*WHAT YOU WILL DO:*
Every line of the records below that has the word "username" should be copied.

Web page and app entries:

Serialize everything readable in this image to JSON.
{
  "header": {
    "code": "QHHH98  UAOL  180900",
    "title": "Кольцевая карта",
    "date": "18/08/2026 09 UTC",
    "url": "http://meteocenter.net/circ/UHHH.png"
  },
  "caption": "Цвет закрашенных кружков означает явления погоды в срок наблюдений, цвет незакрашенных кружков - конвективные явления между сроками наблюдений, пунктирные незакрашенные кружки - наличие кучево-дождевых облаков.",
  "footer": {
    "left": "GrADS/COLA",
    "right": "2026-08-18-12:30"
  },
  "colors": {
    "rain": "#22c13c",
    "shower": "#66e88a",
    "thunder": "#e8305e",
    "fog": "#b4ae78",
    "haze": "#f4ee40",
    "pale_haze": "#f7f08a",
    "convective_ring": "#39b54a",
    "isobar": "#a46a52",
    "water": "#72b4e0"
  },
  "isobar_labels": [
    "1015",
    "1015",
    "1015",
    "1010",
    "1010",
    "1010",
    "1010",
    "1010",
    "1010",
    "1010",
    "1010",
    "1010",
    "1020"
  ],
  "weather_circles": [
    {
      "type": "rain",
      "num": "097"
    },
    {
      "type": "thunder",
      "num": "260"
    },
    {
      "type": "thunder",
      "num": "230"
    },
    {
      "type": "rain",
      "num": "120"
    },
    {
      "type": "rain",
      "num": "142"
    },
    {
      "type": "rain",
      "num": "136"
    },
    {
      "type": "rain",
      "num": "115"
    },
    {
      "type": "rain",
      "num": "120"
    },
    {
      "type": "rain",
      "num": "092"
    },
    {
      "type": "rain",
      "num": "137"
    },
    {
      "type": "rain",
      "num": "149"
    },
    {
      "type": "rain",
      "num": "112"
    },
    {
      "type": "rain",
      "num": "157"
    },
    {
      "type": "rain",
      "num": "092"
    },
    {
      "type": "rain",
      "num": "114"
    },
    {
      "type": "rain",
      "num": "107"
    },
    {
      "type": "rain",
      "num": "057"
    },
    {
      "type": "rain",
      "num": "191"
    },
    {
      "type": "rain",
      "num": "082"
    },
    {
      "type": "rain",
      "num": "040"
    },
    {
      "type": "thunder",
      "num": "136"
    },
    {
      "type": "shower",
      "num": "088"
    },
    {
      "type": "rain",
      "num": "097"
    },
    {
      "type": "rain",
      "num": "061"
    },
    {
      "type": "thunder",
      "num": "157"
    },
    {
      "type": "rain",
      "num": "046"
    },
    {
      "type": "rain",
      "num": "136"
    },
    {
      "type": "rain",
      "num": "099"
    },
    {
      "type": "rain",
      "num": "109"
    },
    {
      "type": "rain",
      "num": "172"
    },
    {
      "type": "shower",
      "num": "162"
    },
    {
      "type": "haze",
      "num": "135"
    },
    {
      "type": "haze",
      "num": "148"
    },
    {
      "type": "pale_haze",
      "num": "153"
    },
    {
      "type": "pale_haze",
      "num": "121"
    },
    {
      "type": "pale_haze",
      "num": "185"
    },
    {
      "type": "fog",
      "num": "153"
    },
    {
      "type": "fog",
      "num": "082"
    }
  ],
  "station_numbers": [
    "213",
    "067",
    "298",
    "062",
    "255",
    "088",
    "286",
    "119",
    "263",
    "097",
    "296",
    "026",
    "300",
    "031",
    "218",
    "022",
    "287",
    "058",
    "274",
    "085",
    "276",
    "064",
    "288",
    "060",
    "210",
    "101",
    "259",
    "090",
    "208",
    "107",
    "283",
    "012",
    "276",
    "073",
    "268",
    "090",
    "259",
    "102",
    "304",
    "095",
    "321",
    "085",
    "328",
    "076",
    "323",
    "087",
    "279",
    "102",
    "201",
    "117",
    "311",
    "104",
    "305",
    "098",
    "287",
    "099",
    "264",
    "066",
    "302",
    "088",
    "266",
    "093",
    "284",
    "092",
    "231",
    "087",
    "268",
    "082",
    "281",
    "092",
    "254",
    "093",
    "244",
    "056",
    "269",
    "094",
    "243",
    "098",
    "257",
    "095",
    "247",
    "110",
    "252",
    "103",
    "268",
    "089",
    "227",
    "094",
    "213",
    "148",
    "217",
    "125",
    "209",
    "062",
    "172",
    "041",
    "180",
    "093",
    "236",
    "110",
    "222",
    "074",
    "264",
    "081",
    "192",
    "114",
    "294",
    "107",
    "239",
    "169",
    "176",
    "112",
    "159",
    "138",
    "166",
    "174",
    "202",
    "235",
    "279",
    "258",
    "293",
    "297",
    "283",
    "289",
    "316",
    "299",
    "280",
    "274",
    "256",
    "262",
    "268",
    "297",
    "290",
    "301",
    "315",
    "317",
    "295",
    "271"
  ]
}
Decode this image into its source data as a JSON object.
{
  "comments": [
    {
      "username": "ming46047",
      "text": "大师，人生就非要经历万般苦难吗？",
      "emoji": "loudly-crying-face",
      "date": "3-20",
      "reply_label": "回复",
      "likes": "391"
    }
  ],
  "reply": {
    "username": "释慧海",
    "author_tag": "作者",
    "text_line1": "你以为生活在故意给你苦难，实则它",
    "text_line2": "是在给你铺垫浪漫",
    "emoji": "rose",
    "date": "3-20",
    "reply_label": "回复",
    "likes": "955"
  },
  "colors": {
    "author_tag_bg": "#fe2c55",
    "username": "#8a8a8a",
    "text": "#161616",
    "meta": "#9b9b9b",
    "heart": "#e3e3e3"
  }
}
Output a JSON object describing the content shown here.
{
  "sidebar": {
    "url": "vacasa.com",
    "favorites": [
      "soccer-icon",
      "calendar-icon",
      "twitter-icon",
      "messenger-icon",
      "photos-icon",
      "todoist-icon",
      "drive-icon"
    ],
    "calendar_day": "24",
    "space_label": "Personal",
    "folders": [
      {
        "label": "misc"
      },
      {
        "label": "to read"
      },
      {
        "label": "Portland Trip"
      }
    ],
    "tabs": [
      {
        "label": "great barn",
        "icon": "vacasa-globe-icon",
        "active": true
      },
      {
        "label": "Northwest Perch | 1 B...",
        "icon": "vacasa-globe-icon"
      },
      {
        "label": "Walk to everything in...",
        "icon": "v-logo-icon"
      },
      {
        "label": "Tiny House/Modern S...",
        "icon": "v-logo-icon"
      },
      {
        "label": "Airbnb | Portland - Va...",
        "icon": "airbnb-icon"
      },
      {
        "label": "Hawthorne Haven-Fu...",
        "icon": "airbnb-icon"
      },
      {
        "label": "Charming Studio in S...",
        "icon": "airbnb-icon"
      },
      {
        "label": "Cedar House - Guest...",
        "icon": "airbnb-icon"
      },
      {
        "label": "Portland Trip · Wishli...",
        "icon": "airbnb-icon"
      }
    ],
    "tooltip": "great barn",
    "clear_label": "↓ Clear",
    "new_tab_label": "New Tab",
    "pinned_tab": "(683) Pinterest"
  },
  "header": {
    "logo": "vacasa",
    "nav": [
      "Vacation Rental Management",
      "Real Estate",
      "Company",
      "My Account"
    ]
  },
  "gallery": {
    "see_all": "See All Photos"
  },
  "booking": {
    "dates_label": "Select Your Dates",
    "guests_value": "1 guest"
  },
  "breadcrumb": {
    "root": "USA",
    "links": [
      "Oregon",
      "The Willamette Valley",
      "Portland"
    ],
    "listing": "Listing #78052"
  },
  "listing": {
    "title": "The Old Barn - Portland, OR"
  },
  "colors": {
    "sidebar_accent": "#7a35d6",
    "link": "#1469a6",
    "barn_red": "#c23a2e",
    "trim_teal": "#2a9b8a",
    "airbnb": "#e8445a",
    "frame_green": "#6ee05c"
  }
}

*EXERCISE RESULT:*
      "username": "ming46047",
    "username": "释慧海",
    "username": "#8a8a8a",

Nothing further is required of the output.